I was at work during the Washington Navy Yard Shooting on Sept. 16, 2013 and I quickly turned to Google News for information, but my coworker turned to Twitter. Chatting over our shoulders we shared information – “Possibly three shooters at the Navy Yard,” she said, “The whole place is on lockdown,” I relayed. That day, I learned Twitter trumps Google News and CNN and other big communications outlets in terms of accessing play-by-play information as users post and share information en masse, uninhibited, and rapidly. In the end, we both tracked the Twitter feed as information, correct and incorrect rolled in. For me, this was an aha-moment – If I want to know what people are saying and I want to know now, social media is the place to go as that’s where first hand information is going.
Emergency managers had their own social media aha-moment in the aftermath of the earthquake in Haiti on January 12, 2010. After Haiti, the emergency management community realized that social media “is not a fad anymore,” said Ron Prater, co-owner of Corner Alliance and Director for Big City Emergency Managers, during a NextGov Prime 2013 panel discussion, “Tweeting up a Storm: Managing Emergencies and Disasters with Mobile Technologies.” Not only is social media not a fad, but the public expects local authorities to use social media in an emergency. “We are trying to get our heads around that,” said panelist Nicole Chapple, Policy Director of the District of Columbia Homeland Security and Emergency Management Agency (DC HSEMA).
The emergency management community has come a long way, since 2010, in its use of social media. For example, panelist Gloria Huang, Senior Social Engagement Specialist for the Red Cross explained how its Social Media Digital Operations Center for Humanitarian Relief monitors social media to extrapolate valuable information. Over 100 Red Cross volunteers are trained as Digital Volunteers to watch social media feeds, disseminate information, manage the rumor mill, and flag critical information.

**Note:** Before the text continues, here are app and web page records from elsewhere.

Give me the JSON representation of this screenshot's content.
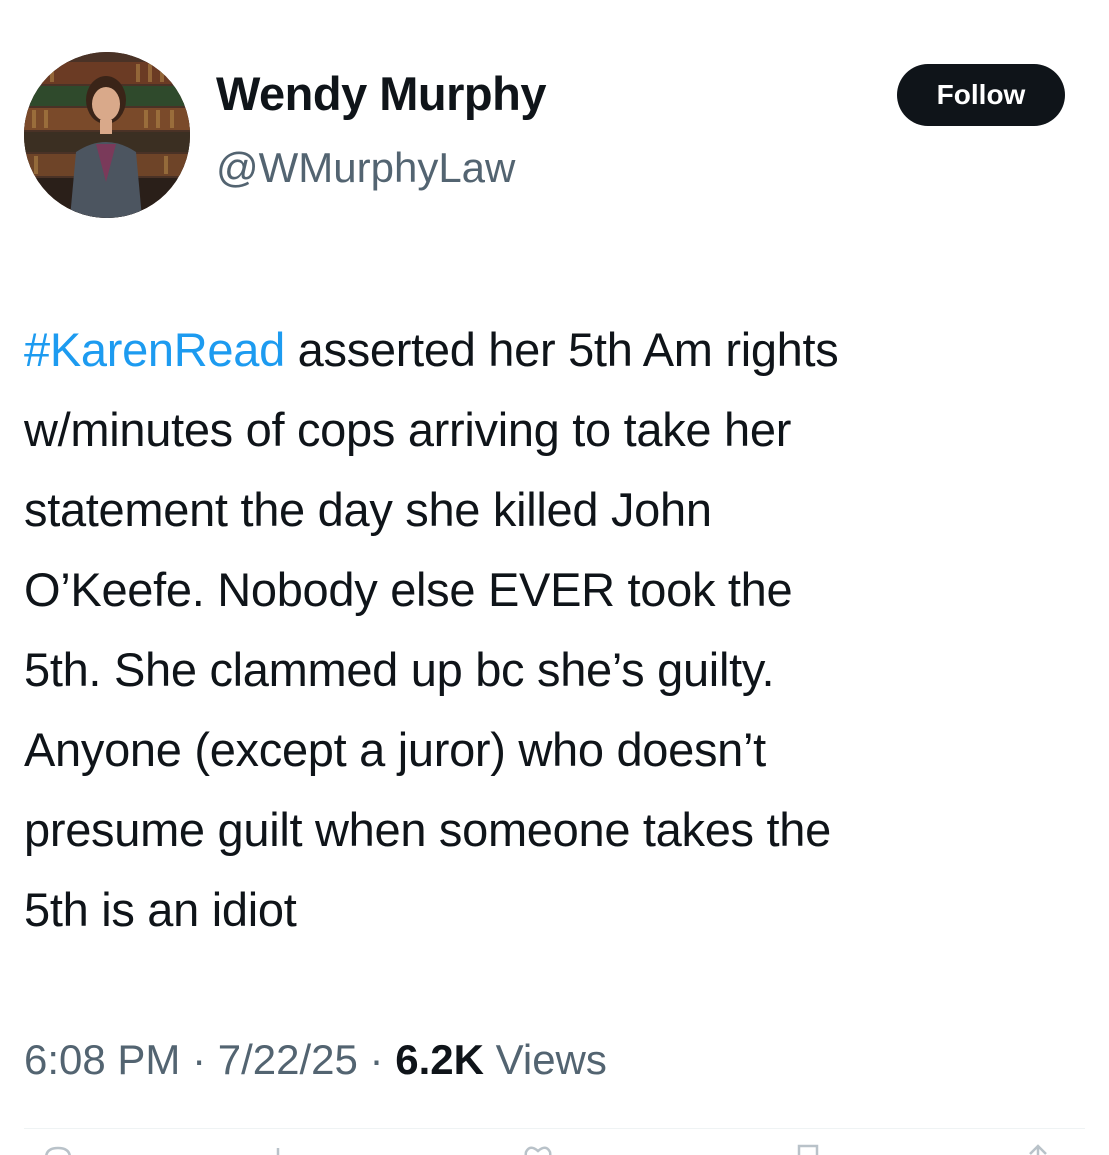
{
  "author": {
    "display_name": "Wendy Murphy",
    "handle": "@WMurphyLaw",
    "avatar_icon": "profile-photo"
  },
  "follow_button": {
    "label": "Follow"
  },
  "tweet": {
    "hashtag": "#KarenRead",
    "lines": [
      " asserted her 5th Am rights",
      "w/minutes of cops arriving to take her",
      "statement the day she killed John",
      "O’Keefe. Nobody else EVER took the",
      "5th. She clammed up bc she’s guilty.",
      "Anyone (except a juror) who doesn’t",
      "presume guilt when someone takes the",
      "5th is an idiot"
    ]
  },
  "meta": {
    "time": "6:08 PM",
    "separator": " · ",
    "date": "7/22/25",
    "views_count": "6.2K",
    "views_label": " Views"
  },
  "actions": [
    {
      "icon": "reply-icon"
    },
    {
      "icon": "retweet-icon"
    },
    {
      "icon": "like-icon"
    },
    {
      "icon": "bookmark-icon"
    },
    {
      "icon": "share-icon"
    }
  ],
  "colors": {
    "text": "#0f1419",
    "secondary": "#536471",
    "link": "#1d9bf0",
    "button_bg": "#0f1419",
    "button_text": "#ffffff"
  }
}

DC HSEMA used social media to crowd source information and intercept issues during the January 2012 Presidential Inauguration, Chapple said. Social media is changing the way organizations are managing ongoing emergencies and potential emergencies, she added. Determining how to analyze all of the crowd sourced information and what to trust is the real challenge.
Panelists agreed that emergency managers have only scratched the surface of identifying all the potential emergency management uses for social media. With increasing budget cuts, emergency managers need to figure out how to utilize social media within the constraints of existing resources, Chapple said. While every emergency is different and it is a challenge to predict what the right message will be, “human beings tend to be very predictable and one of the really powerful things we’ll eventually be able to analyze with social media is the predictive patterns we see people going through,” said Carter Hewgley, FEMAStat director in the Office of Policy and Program Analysis at the Federal Emergency Management Agency (FEMA).
Today, I am not only using Twitter to access information, I am one of 550 million Twitter users putting my voice out there into the Twitterverse. You can bet, if /when there is another event in Washington, DC, my tweets will augment the torrent of information put out there by social media users. If we (Twitter users) are providing this volume of information, not only is it a good idea for emergency managers to leverage it for their response, emergency managers owe it to the public to do so. Social media empowers users to become active participants in an emergency, emboldening the user beyond passive bystander or helpless victim. FEMA, DC HSEMA, and the Red Cross are on the cutting edge of innovation in the use of social media for emergency management, but even they recognize that they have barely tapped its potential. Fortunately, emergency managers have realized that the use of social media for emergency management is no longer an “if,” but a “how”. Defining the “how” is still a work in progress, but it is an issue that the emergency management community appears to be working through.